* _Work to be completed_
For the data below, say how many lines contain "icon". Only the number should be given.
---------- Study material
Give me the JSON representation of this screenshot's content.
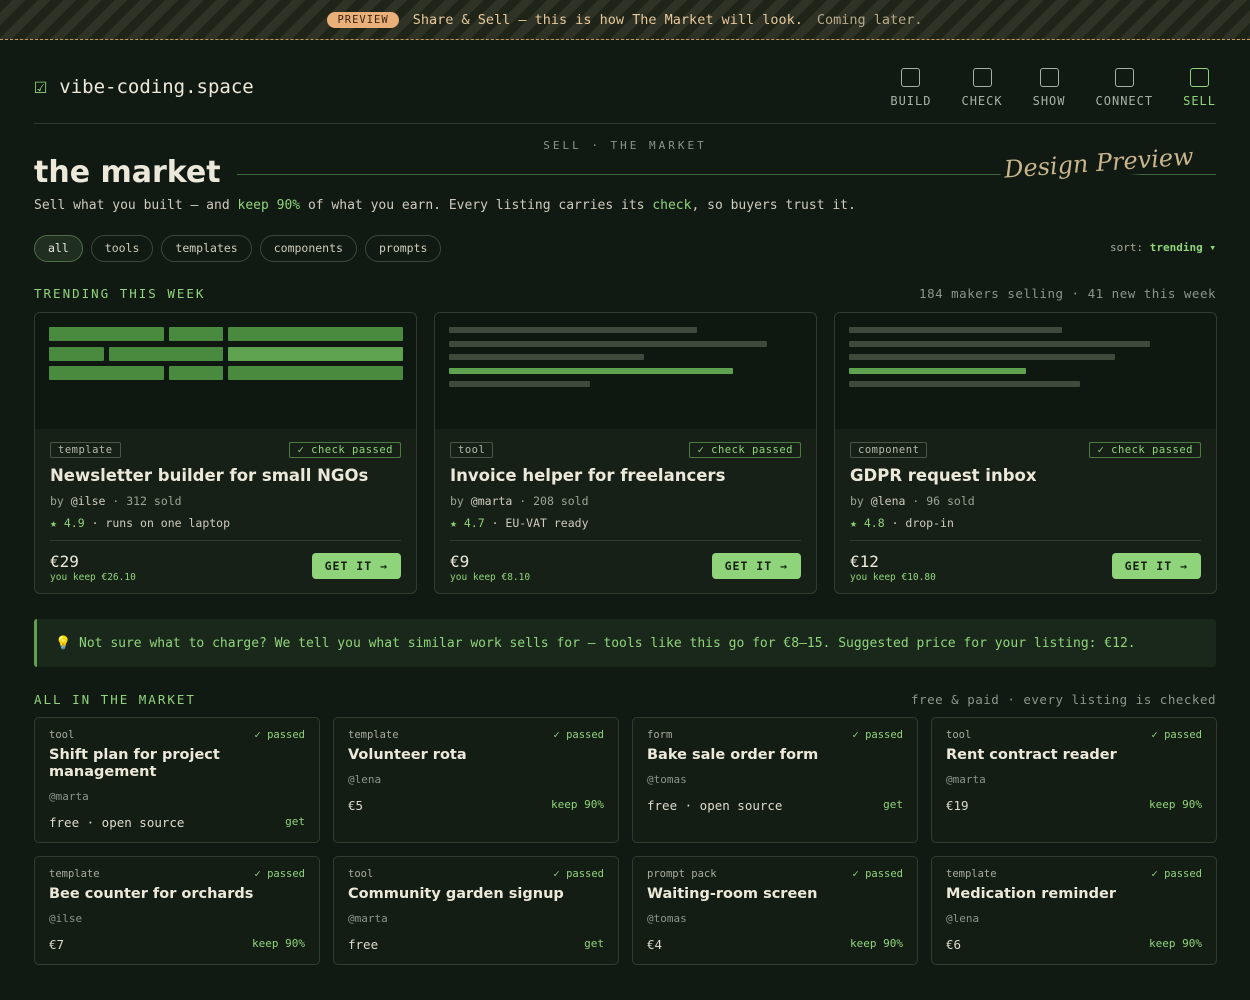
{
  "banner": {
    "pill": "PREVIEW",
    "text": "Share & Sell — this is how The Market will look.",
    "muted": "Coming later."
  },
  "header": {
    "logo_icon": "checkbox-check-icon",
    "brand": "vibe-coding.space",
    "nav": [
      {
        "label": "BUILD",
        "active": false
      },
      {
        "label": "CHECK",
        "active": false
      },
      {
        "label": "SHOW",
        "active": false
      },
      {
        "label": "CONNECT",
        "active": false
      },
      {
        "label": "SELL",
        "active": true
      }
    ]
  },
  "page": {
    "crumb": "SELL · THE MARKET",
    "title": "the market",
    "stamp": "Design Preview",
    "subtitle": {
      "a": "Sell what you built — and ",
      "b": "keep 90%",
      "c": " of what you earn. Every listing carries its ",
      "d": "check",
      "e": ", so buyers trust it."
    }
  },
  "filters": {
    "chips": [
      "all",
      "tools",
      "templates",
      "components",
      "prompts"
    ],
    "active": "all",
    "sort_label": "sort:",
    "sort_value": "trending ▾"
  },
  "trending": {
    "label": "TRENDING THIS WEEK",
    "meta": "184 makers selling · 41 new this week",
    "cards": [
      {
        "tag": "template",
        "badge": "✓ check passed",
        "title": "Newsletter builder for small NGOs",
        "by": "by",
        "user": "@ilse",
        "sold": "· 312 sold",
        "rating": "★ 4.9",
        "note": "·  runs on one laptop",
        "price": "€29",
        "keep": "you keep €26.10",
        "cta": "GET IT →"
      },
      {
        "tag": "tool",
        "badge": "✓ check passed",
        "title": "Invoice helper for freelancers",
        "by": "by",
        "user": "@marta",
        "sold": "· 208 sold",
        "rating": "★ 4.7",
        "note": "·  EU-VAT ready",
        "price": "€9",
        "keep": "you keep €8.10",
        "cta": "GET IT →"
      },
      {
        "tag": "component",
        "badge": "✓ check passed",
        "title": "GDPR request inbox",
        "by": "by",
        "user": "@lena",
        "sold": "· 96 sold",
        "rating": "★ 4.8",
        "note": "·  drop-in",
        "price": "€12",
        "keep": "you keep €10.80",
        "cta": "GET IT →"
      }
    ]
  },
  "tip": {
    "icon": "lightbulb-icon",
    "text": "💡 Not sure what to charge? We tell you what similar work sells for — tools like this go for €8–15. Suggested price for your listing: €12."
  },
  "all": {
    "label": "ALL IN THE MARKET",
    "meta": "free & paid · every listing is checked",
    "items": [
      {
        "cat": "tool",
        "passed": "✓ passed",
        "title": "Shift plan for project management",
        "user": "@marta",
        "price": "free · open source",
        "action": "get"
      },
      {
        "cat": "template",
        "passed": "✓ passed",
        "title": "Volunteer rota",
        "user": "@lena",
        "price": "€5",
        "action": "keep 90%"
      },
      {
        "cat": "form",
        "passed": "✓ passed",
        "title": "Bake sale order form",
        "user": "@tomas",
        "price": "free · open source",
        "action": "get"
      },
      {
        "cat": "tool",
        "passed": "✓ passed",
        "title": "Rent contract reader",
        "user": "@marta",
        "price": "€19",
        "action": "keep 90%"
      },
      {
        "cat": "template",
        "passed": "✓ passed",
        "title": "Bee counter for orchards",
        "user": "@ilse",
        "price": "€7",
        "action": "keep 90%"
      },
      {
        "cat": "tool",
        "passed": "✓ passed",
        "title": "Community garden signup",
        "user": "@marta",
        "price": "free",
        "action": "get"
      },
      {
        "cat": "prompt pack",
        "passed": "✓ passed",
        "title": "Waiting-room screen",
        "user": "@tomas",
        "price": "€4",
        "action": "keep 90%"
      },
      {
        "cat": "template",
        "passed": "✓ passed",
        "title": "Medication reminder",
        "user": "@lena",
        "price": "€6",
        "action": "keep 90%"
      }
    ]
  },
  "colors": {
    "accent": "#8fd47a",
    "background": "#111a12",
    "warning": "#eab07a"
  }
}
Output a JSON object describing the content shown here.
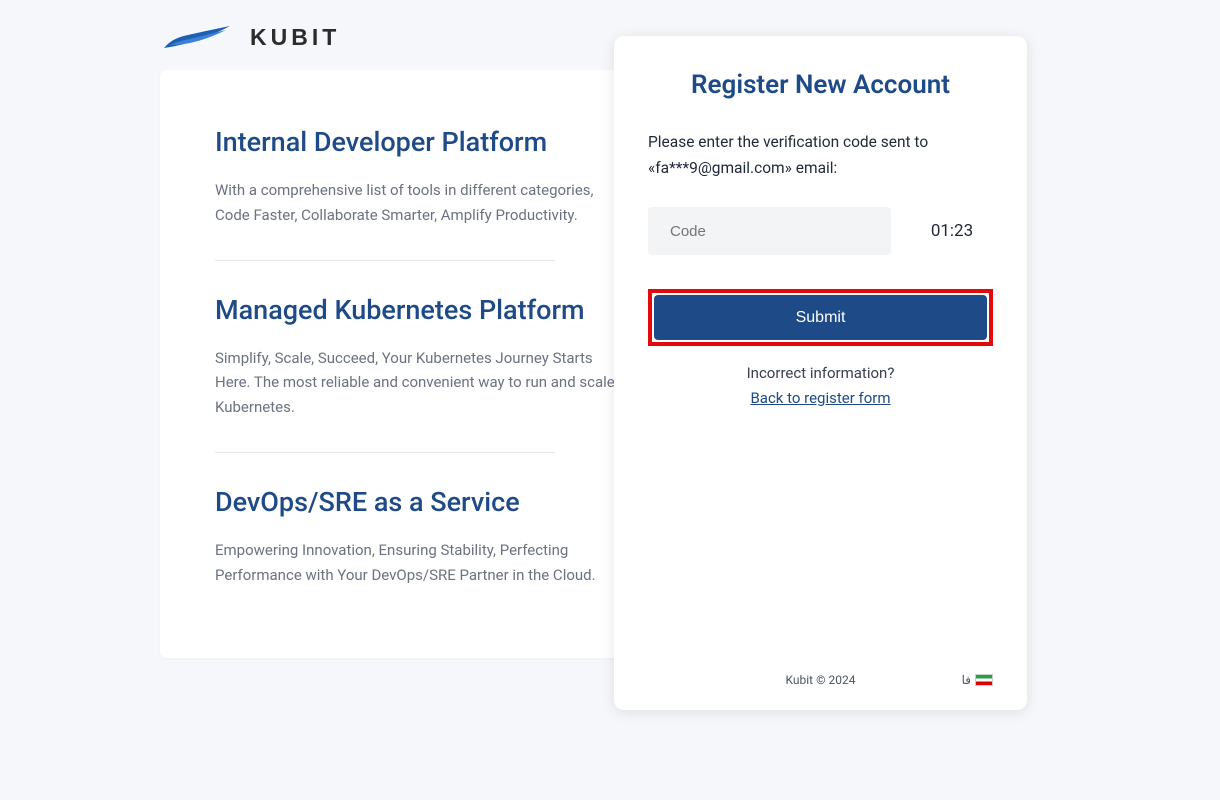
{
  "brand": {
    "name": "KUBIT"
  },
  "left": {
    "features": [
      {
        "title": "Internal Developer Platform",
        "desc": "With a comprehensive list of tools in different categories, Code Faster, Collaborate Smarter, Amplify Productivity."
      },
      {
        "title": "Managed Kubernetes Platform",
        "desc": "Simplify, Scale, Succeed, Your Kubernetes Journey Starts Here. The most reliable and convenient way to run and scale Kubernetes."
      },
      {
        "title": "DevOps/SRE as a Service",
        "desc": "Empowering Innovation, Ensuring Stability, Perfecting Performance with Your DevOps/SRE Partner in the Cloud."
      }
    ]
  },
  "right": {
    "title": "Register New Account",
    "instruction": "Please enter the verification code sent to «fa***9@gmail.com» email:",
    "code_placeholder": "Code",
    "code_value": "",
    "timer": "01:23",
    "submit": "Submit",
    "incorrect": "Incorrect information?",
    "back_link": "Back to register form",
    "copyright": "Kubit © 2024",
    "lang_label": "فا"
  }
}
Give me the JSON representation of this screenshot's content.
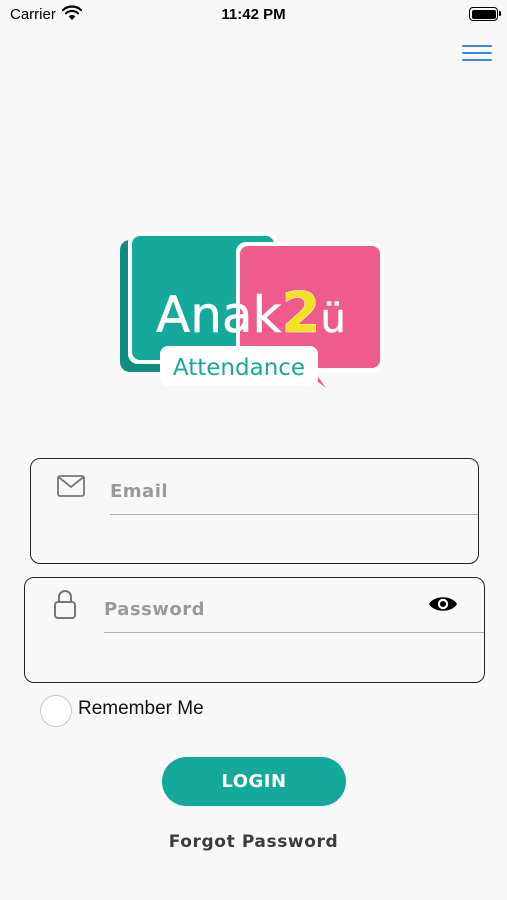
{
  "status_bar": {
    "carrier": "Carrier",
    "time": "11:42 PM"
  },
  "header": {
    "menu_icon": "hamburger-menu-icon",
    "accent_color": "#3b87e8"
  },
  "logo": {
    "brand_prefix": "Anak",
    "brand_number": "2",
    "brand_suffix": "ü",
    "subtitle": "Attendance",
    "teal": "#14a99a",
    "pink": "#ef5b8c",
    "yellow": "#f7e01e"
  },
  "form": {
    "email": {
      "placeholder": "Email",
      "value": "",
      "icon": "mail-icon"
    },
    "password": {
      "placeholder": "Password",
      "value": "",
      "icon": "lock-icon",
      "toggle_icon": "eye-icon"
    },
    "remember_label": "Remember Me",
    "remember_checked": false,
    "login_label": "LOGIN",
    "forgot_label": "Forgot Password"
  },
  "colors": {
    "primary": "#14a99a",
    "background": "#f8f8f8"
  }
}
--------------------
* _Exercise response_
6